Revisiting our original question, can Berkshire continue to growth at this rate? It can, but it is not going to be easy, and the growth is not going to come from its investment portfolio. It will come from the growth of the operating earnings of its wholly-owned companies. With PCP in hand, internal growth will probably accelerate, but for Berkshire to have any shot at double digit growth going forward, Buffett will need to find more large, attractive purchases like Burlington Northern, Lubrizol, and Precision Cast Parts.
With $50 billion in cash, and cash flow near $26 billion a year and growing, he will certainly have the ammunition to fund some interesting purchases.
In his Chairman’s Letter this year, Buffett reviewed the recent results at Burlington Northern and Berkshire Energy, making a strong statement about the Company’s Culture, and sending a message to large company CEO’s tired of a stock market only interested in the results for the current quarter and an endless series of “master of the universe” hedge fund managers convinced that they know how to run any business better than the current CEO.
BNSF moves about 17% of America’s intercity freight (measured by revenue ton-miles), whether transported by rail, truck, air, water or pipeline.
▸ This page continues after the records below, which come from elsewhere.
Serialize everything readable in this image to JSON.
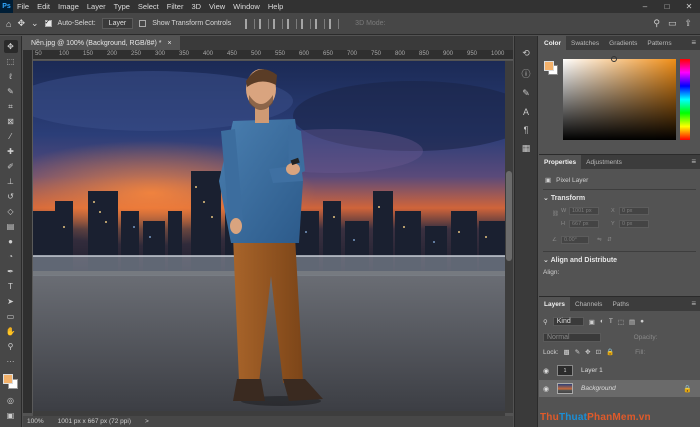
{
  "menu": {
    "logo": "Ps",
    "items": [
      "File",
      "Edit",
      "Image",
      "Layer",
      "Type",
      "Select",
      "Filter",
      "3D",
      "View",
      "Window",
      "Help"
    ],
    "window_controls": [
      "–",
      "□",
      "✕"
    ]
  },
  "options": {
    "auto_select_label": "Auto-Select:",
    "auto_select_value": "Layer",
    "transform_controls_label": "Show Transform Controls",
    "mode_3d_label": "3D Mode:"
  },
  "document": {
    "tab_title": "Nền.jpg @ 100% (Background, RGB/8#) *",
    "close_glyph": "×",
    "ruler_labels": [
      "50",
      "100",
      "150",
      "200",
      "250",
      "300",
      "350",
      "400",
      "450",
      "500",
      "550",
      "600",
      "650",
      "700",
      "750",
      "800",
      "850",
      "900",
      "950",
      "1000"
    ]
  },
  "status": {
    "zoom": "100%",
    "doc_info": "1001 px x 667 px (72 ppi)",
    "arrow": ">"
  },
  "colors": {
    "foreground": "#f3b16a",
    "background": "#ffffff",
    "picker_hue": "#f08e17"
  },
  "color_panel": {
    "tabs": [
      "Color",
      "Swatches",
      "Gradients",
      "Patterns"
    ]
  },
  "properties_panel": {
    "tabs": [
      "Properties",
      "Adjustments"
    ],
    "pixel_layer_label": "Pixel Layer",
    "transform_heading": "Transform",
    "w_label": "W",
    "h_label": "H",
    "x_label": "X",
    "y_label": "Y",
    "w_value": "1001 px",
    "h_value": "667 px",
    "x_value": "0 px",
    "y_value": "0 px",
    "angle_value": "0.00°",
    "align_heading": "Align and Distribute",
    "align_label": "Align:"
  },
  "layers_panel": {
    "tabs": [
      "Layers",
      "Channels",
      "Paths"
    ],
    "kind_label": "Kind",
    "blend_mode": "Normal",
    "opacity_label": "Opacity:",
    "lock_label": "Lock:",
    "fill_label": "Fill:",
    "layers": [
      {
        "name": "Layer 1",
        "visible": true,
        "selected": false
      },
      {
        "name": "Background",
        "visible": true,
        "selected": true
      }
    ]
  },
  "watermark": {
    "part1": "Thu",
    "part2": "Thuat",
    "part3": "PhanMem",
    "suffix": ".vn"
  }
}
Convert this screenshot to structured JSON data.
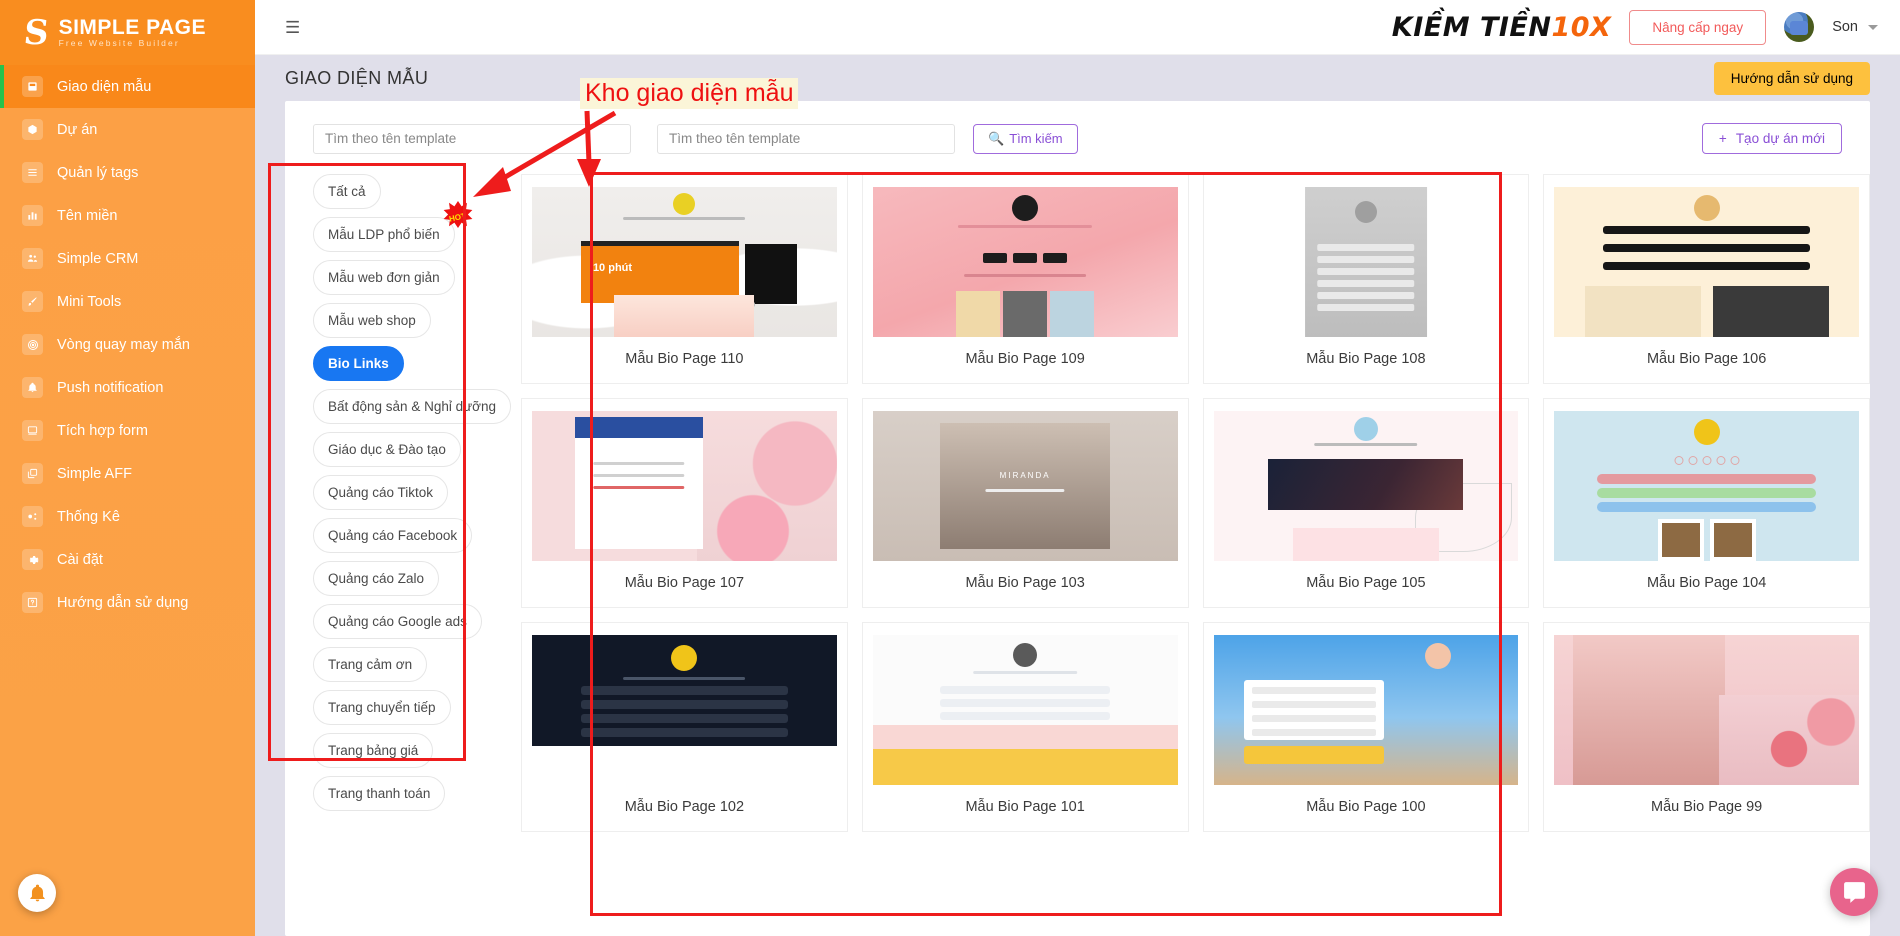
{
  "brand": {
    "title": "SIMPLE PAGE",
    "subtitle": "Free Website Builder",
    "logo_glyph": "S"
  },
  "sidebar": {
    "items": [
      {
        "label": "Giao diện mẫu",
        "icon": "template-icon",
        "active": true
      },
      {
        "label": "Dự án",
        "icon": "box-icon",
        "active": false
      },
      {
        "label": "Quản lý tags",
        "icon": "list-icon",
        "active": false
      },
      {
        "label": "Tên miền",
        "icon": "chart-icon",
        "active": false
      },
      {
        "label": "Simple CRM",
        "icon": "people-icon",
        "active": false
      },
      {
        "label": "Mini Tools",
        "icon": "brush-icon",
        "active": false
      },
      {
        "label": "Vòng quay may mắn",
        "icon": "wheel-icon",
        "active": false
      },
      {
        "label": "Push notification",
        "icon": "bell-icon",
        "active": false
      },
      {
        "label": "Tích hợp form",
        "icon": "form-icon",
        "active": false
      },
      {
        "label": "Simple AFF",
        "icon": "copy-icon",
        "active": false
      },
      {
        "label": "Thống Kê",
        "icon": "stats-icon",
        "active": false
      },
      {
        "label": "Cài đặt",
        "icon": "gear-icon",
        "active": false
      },
      {
        "label": "Hướng dẫn sử dụng",
        "icon": "question-icon",
        "active": false
      }
    ]
  },
  "header": {
    "hamburger": "☰",
    "promo_main": "KIỀM TIỀN",
    "promo_accent": "10X",
    "upgrade_label": "Nâng cấp ngay",
    "user_name": "Son",
    "caret": "▾"
  },
  "page": {
    "title": "GIAO DIỆN MẪU",
    "guide_label": "Hướng dẫn sử dụng"
  },
  "toolbar": {
    "search_placeholder_1": "Tìm theo tên template",
    "search_value_1": "",
    "search_placeholder_2": "Tìm theo tên template",
    "search_value_2": "",
    "search_button_label": "Tìm kiếm",
    "search_icon": "search-icon",
    "create_button_label": "Tạo dự án mới",
    "create_icon": "plus-icon"
  },
  "categories": [
    {
      "label": "Tất cả",
      "active": false,
      "badge": ""
    },
    {
      "label": "Mẫu LDP phổ biến",
      "active": false,
      "badge": "HOT"
    },
    {
      "label": "Mẫu web đơn giản",
      "active": false,
      "badge": ""
    },
    {
      "label": "Mẫu web shop",
      "active": false,
      "badge": ""
    },
    {
      "label": "Bio Links",
      "active": true,
      "badge": ""
    },
    {
      "label": "Bất động sản & Nghỉ dưỡng",
      "active": false,
      "badge": ""
    },
    {
      "label": "Giáo dục & Đào tạo",
      "active": false,
      "badge": ""
    },
    {
      "label": "Quảng cáo Tiktok",
      "active": false,
      "badge": ""
    },
    {
      "label": "Quảng cáo Facebook",
      "active": false,
      "badge": ""
    },
    {
      "label": "Quảng cáo Zalo",
      "active": false,
      "badge": ""
    },
    {
      "label": "Quảng cáo Google ads",
      "active": false,
      "badge": ""
    },
    {
      "label": "Trang cảm ơn",
      "active": false,
      "badge": ""
    },
    {
      "label": "Trang chuyển tiếp",
      "active": false,
      "badge": ""
    },
    {
      "label": "Trang bảng giá",
      "active": false,
      "badge": ""
    },
    {
      "label": "Trang thanh toán",
      "active": false,
      "badge": ""
    }
  ],
  "templates": [
    {
      "label": "Mẫu Bio Page 110",
      "thumb": "th110"
    },
    {
      "label": "Mẫu Bio Page 109",
      "thumb": "th109"
    },
    {
      "label": "Mẫu Bio Page 108",
      "thumb": "th108"
    },
    {
      "label": "Mẫu Bio Page 106",
      "thumb": "th106"
    },
    {
      "label": "Mẫu Bio Page 107",
      "thumb": "th107"
    },
    {
      "label": "Mẫu Bio Page 103",
      "thumb": "th103"
    },
    {
      "label": "Mẫu Bio Page 105",
      "thumb": "th105"
    },
    {
      "label": "Mẫu Bio Page 104",
      "thumb": "th104"
    },
    {
      "label": "Mẫu Bio Page 102",
      "thumb": "th102"
    },
    {
      "label": "Mẫu Bio Page 101",
      "thumb": "th101"
    },
    {
      "label": "Mẫu Bio Page 100",
      "thumb": "th100"
    },
    {
      "label": "Mẫu Bio Page 99",
      "thumb": "th99"
    }
  ],
  "annotations": {
    "callout_text": "Kho giao diện mẫu",
    "highlight_color": "#ee1c1c"
  },
  "widgets": {
    "bell": "bell-icon",
    "chat": "chat-icon"
  },
  "colors": {
    "sidebar": "#fba348",
    "accent_purple": "#8a4fd6",
    "accent_yellow": "#fdc13e",
    "active_blue": "#1877f2",
    "annotation_red": "#ee1c1c"
  }
}
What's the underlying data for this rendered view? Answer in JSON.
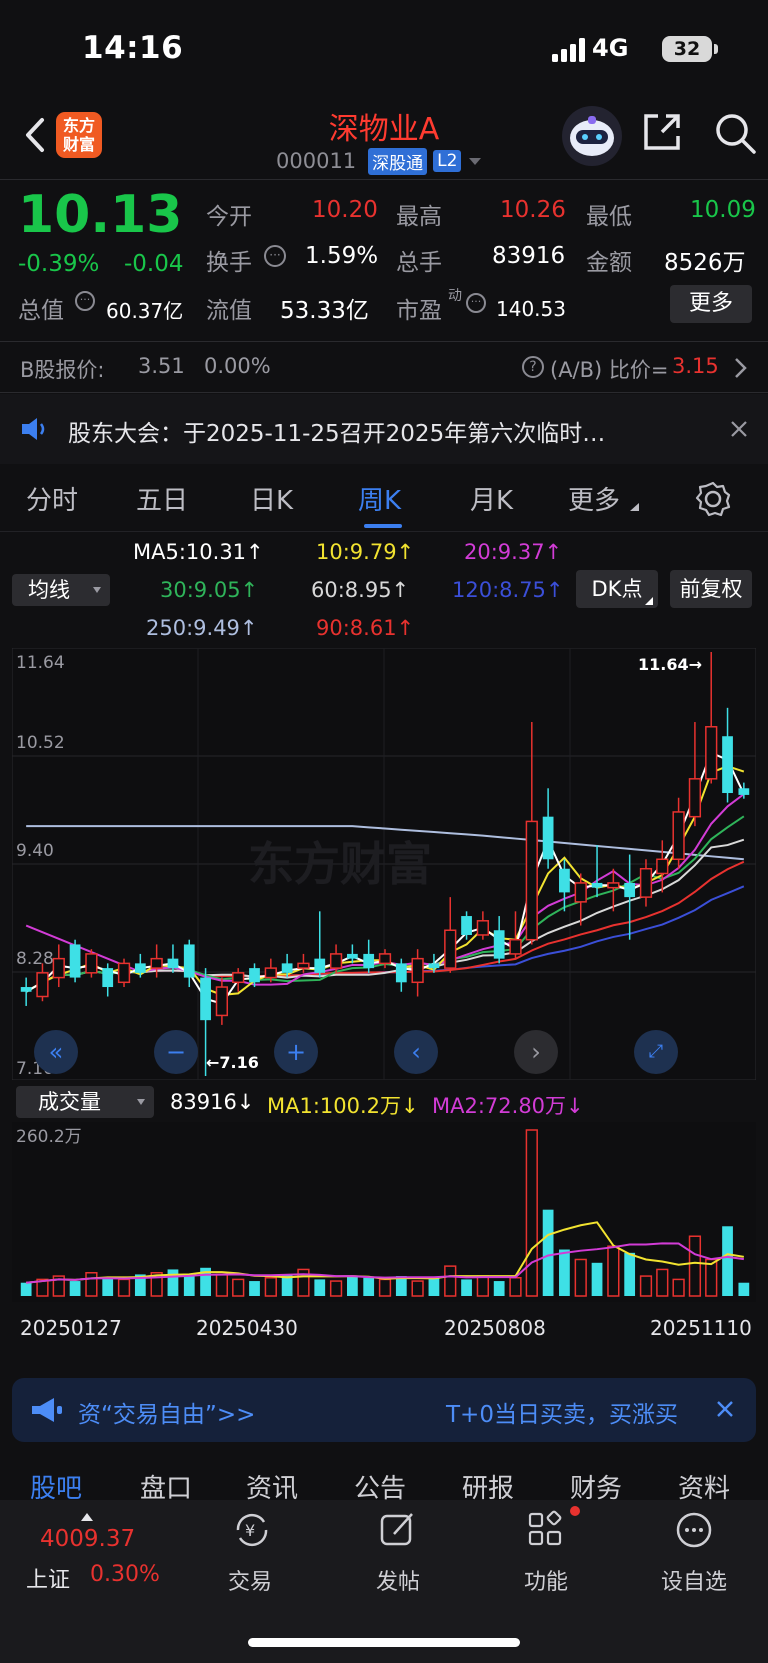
{
  "status": {
    "time": "14:16",
    "network": "4G",
    "battery": "32"
  },
  "header": {
    "stock_name": "深物业A",
    "stock_code": "000011",
    "tag_market": "深股通",
    "tag_level": "L2",
    "logo_text": "东方财富"
  },
  "quote": {
    "price": "10.13",
    "change_pct": "-0.39%",
    "change": "-0.04",
    "open_label": "今开",
    "open": "10.20",
    "high_label": "最高",
    "high": "10.26",
    "low_label": "最低",
    "low": "10.09",
    "turnover_label": "换手",
    "turnover": "1.59%",
    "volume_label": "总手",
    "volume": "83916",
    "amount_label": "金额",
    "amount": "8526万",
    "total_value_label": "总值",
    "total_value": "60.37亿",
    "float_value_label": "流值",
    "float_value": "53.33亿",
    "pe_label": "市盈",
    "pe_sup": "动",
    "pe": "140.53",
    "more": "更多"
  },
  "b_share": {
    "label": "B股报价:",
    "price": "3.51",
    "pct": "0.00%",
    "ratio_label": "(A/B) 比价=",
    "ratio": "3.15"
  },
  "notice": {
    "text": "股东大会：于2025-11-25召开2025年第六次临时…"
  },
  "tabs": [
    "分时",
    "五日",
    "日K",
    "周K",
    "月K",
    "更多"
  ],
  "ma_legend": {
    "selector": "均线",
    "ma5": "MA5:10.31↑",
    "ma10": "10:9.79↑",
    "ma20": "20:9.37↑",
    "ma30": "30:9.05↑",
    "ma60": "60:8.95↑",
    "ma120": "120:8.75↑",
    "ma250": "250:9.49↑",
    "ma90": "90:8.61↑",
    "dk_button": "DK点",
    "adjust_button": "前复权"
  },
  "colors": {
    "ma5": "#ffffff",
    "ma10": "#f2e330",
    "ma20": "#d23cd6",
    "ma30": "#2fb45a",
    "ma60": "#d9d9d9",
    "ma120": "#3b4fd8",
    "ma250": "#aebedf",
    "ma90": "#e8322f",
    "up": "#e8322f",
    "down": "#3ee0e6"
  },
  "chart_labels": {
    "y_top": "11.64",
    "y_2": "10.52",
    "y_3": "9.40",
    "y_4": "8.28",
    "y_bottom": "7.16",
    "max_marker": "11.64→",
    "min_marker": "←7.16"
  },
  "volume": {
    "selector": "成交量",
    "value": "83916↓",
    "ma1": "MA1:100.2万↓",
    "ma2": "MA2:72.80万↓",
    "y_top": "260.2万"
  },
  "dates": [
    "20250127",
    "20250430",
    "20250808",
    "20251110"
  ],
  "promo": {
    "left": "资“交易自由”>>",
    "right": "T+0当日买卖，买涨买"
  },
  "sub_tabs": [
    "股吧",
    "盘口",
    "资讯",
    "公告",
    "研报",
    "财务",
    "资料"
  ],
  "bottom": {
    "index_value": "4009.37",
    "index_name": "上证",
    "index_pct": "0.30%",
    "trade": "交易",
    "post": "发帖",
    "func": "功能",
    "watch": "设自选"
  },
  "chart_data": {
    "type": "candlestick",
    "y_range": [
      7.16,
      11.64
    ],
    "ticks_y": [
      "11.64",
      "10.52",
      "9.40",
      "8.28",
      "7.16"
    ],
    "x_labels": [
      "20250127",
      "20250430",
      "20250808",
      "20251110"
    ],
    "candles": [
      {
        "o": 8.1,
        "c": 8.05,
        "h": 8.2,
        "l": 7.9
      },
      {
        "o": 8.0,
        "c": 8.25,
        "h": 8.35,
        "l": 7.95
      },
      {
        "o": 8.2,
        "c": 8.4,
        "h": 8.55,
        "l": 8.1
      },
      {
        "o": 8.55,
        "c": 8.2,
        "h": 8.6,
        "l": 8.15
      },
      {
        "o": 8.25,
        "c": 8.45,
        "h": 8.5,
        "l": 8.2
      },
      {
        "o": 8.3,
        "c": 8.1,
        "h": 8.35,
        "l": 8.0
      },
      {
        "o": 8.15,
        "c": 8.35,
        "h": 8.4,
        "l": 8.1
      },
      {
        "o": 8.35,
        "c": 8.25,
        "h": 8.45,
        "l": 8.2
      },
      {
        "o": 8.3,
        "c": 8.4,
        "h": 8.55,
        "l": 8.2
      },
      {
        "o": 8.4,
        "c": 8.3,
        "h": 8.55,
        "l": 8.25
      },
      {
        "o": 8.55,
        "c": 8.2,
        "h": 8.6,
        "l": 8.1
      },
      {
        "o": 8.2,
        "c": 7.75,
        "h": 8.3,
        "l": 7.16
      },
      {
        "o": 7.8,
        "c": 8.1,
        "h": 8.2,
        "l": 7.7
      },
      {
        "o": 8.15,
        "c": 8.25,
        "h": 8.3,
        "l": 8.05
      },
      {
        "o": 8.3,
        "c": 8.15,
        "h": 8.35,
        "l": 8.1
      },
      {
        "o": 8.2,
        "c": 8.3,
        "h": 8.4,
        "l": 8.15
      },
      {
        "o": 8.35,
        "c": 8.25,
        "h": 8.45,
        "l": 8.2
      },
      {
        "o": 8.3,
        "c": 8.35,
        "h": 8.45,
        "l": 8.25
      },
      {
        "o": 8.4,
        "c": 8.25,
        "h": 8.9,
        "l": 8.2
      },
      {
        "o": 8.3,
        "c": 8.45,
        "h": 8.55,
        "l": 8.25
      },
      {
        "o": 8.45,
        "c": 8.4,
        "h": 8.55,
        "l": 8.35
      },
      {
        "o": 8.45,
        "c": 8.3,
        "h": 8.6,
        "l": 8.25
      },
      {
        "o": 8.35,
        "c": 8.45,
        "h": 8.5,
        "l": 8.3
      },
      {
        "o": 8.35,
        "c": 8.15,
        "h": 8.4,
        "l": 8.05
      },
      {
        "o": 8.15,
        "c": 8.4,
        "h": 8.5,
        "l": 8.0
      },
      {
        "o": 8.35,
        "c": 8.3,
        "h": 8.45,
        "l": 8.25
      },
      {
        "o": 8.3,
        "c": 8.7,
        "h": 9.05,
        "l": 8.25
      },
      {
        "o": 8.85,
        "c": 8.65,
        "h": 8.9,
        "l": 8.6
      },
      {
        "o": 8.65,
        "c": 8.8,
        "h": 8.9,
        "l": 8.6
      },
      {
        "o": 8.7,
        "c": 8.4,
        "h": 8.85,
        "l": 8.35
      },
      {
        "o": 8.45,
        "c": 8.6,
        "h": 8.9,
        "l": 8.4
      },
      {
        "o": 8.6,
        "c": 9.85,
        "h": 10.9,
        "l": 8.55
      },
      {
        "o": 9.9,
        "c": 9.45,
        "h": 10.2,
        "l": 9.35
      },
      {
        "o": 9.35,
        "c": 9.1,
        "h": 9.45,
        "l": 8.9
      },
      {
        "o": 9.0,
        "c": 9.2,
        "h": 9.3,
        "l": 8.75
      },
      {
        "o": 9.2,
        "c": 9.15,
        "h": 9.6,
        "l": 9.05
      },
      {
        "o": 9.15,
        "c": 9.2,
        "h": 9.35,
        "l": 8.9
      },
      {
        "o": 9.2,
        "c": 9.05,
        "h": 9.5,
        "l": 8.6
      },
      {
        "o": 9.05,
        "c": 9.35,
        "h": 9.45,
        "l": 8.95
      },
      {
        "o": 9.3,
        "c": 9.45,
        "h": 9.65,
        "l": 9.1
      },
      {
        "o": 9.45,
        "c": 9.95,
        "h": 10.1,
        "l": 9.35
      },
      {
        "o": 9.9,
        "c": 10.3,
        "h": 10.9,
        "l": 9.8
      },
      {
        "o": 10.3,
        "c": 10.85,
        "h": 11.64,
        "l": 10.25
      },
      {
        "o": 10.75,
        "c": 10.15,
        "h": 11.05,
        "l": 10.05
      },
      {
        "o": 10.2,
        "c": 10.13,
        "h": 10.26,
        "l": 10.09
      }
    ],
    "volume_bars": [
      8,
      10,
      12,
      9,
      14,
      11,
      10,
      13,
      14,
      16,
      12,
      17,
      13,
      10,
      9,
      11,
      13,
      16,
      10,
      9,
      12,
      11,
      10,
      12,
      9,
      11,
      18,
      10,
      12,
      9,
      11,
      100,
      52,
      28,
      22,
      20,
      30,
      26,
      12,
      16,
      10,
      36,
      22,
      42,
      8
    ],
    "volume_y_top": "260.2万"
  }
}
In that respect, we are a strong number one among the seven large American railroads (two of which are Canadian-based), carrying 45% more ton-miles of freight than our closest competitor. Consequently, our maintaining first-class service is not only vital to our shippers’ welfare but also important to the smooth functioning of the U.S. economy. For most American railroads, 2015 was a disappointing year. Aggregate ton-miles fell, and operating earnings weakened as well. BNSF, however, maintained volume, and pre-tax income rose to a record $6.8 billion (a gain of $606 million from 2014).
Buffett’s message to CEO’s, Come join us. Stop worrying about quarterly operating earnings numbers and concentrate every day on building your moat — we will help make you the best in your industry. Even with his compelling message, Buffett’s ability to find what he wants, at the price he is willing to pay, looks challenging, and resumption of the long bull market is certainly not going to help.
With cash flow at $26 billion a year and growing at 12% per year, with $50 billion cash, and equities of $125 Billion that can be sold or traded, Buffett certainly has the ammunition to make the next few years interesting.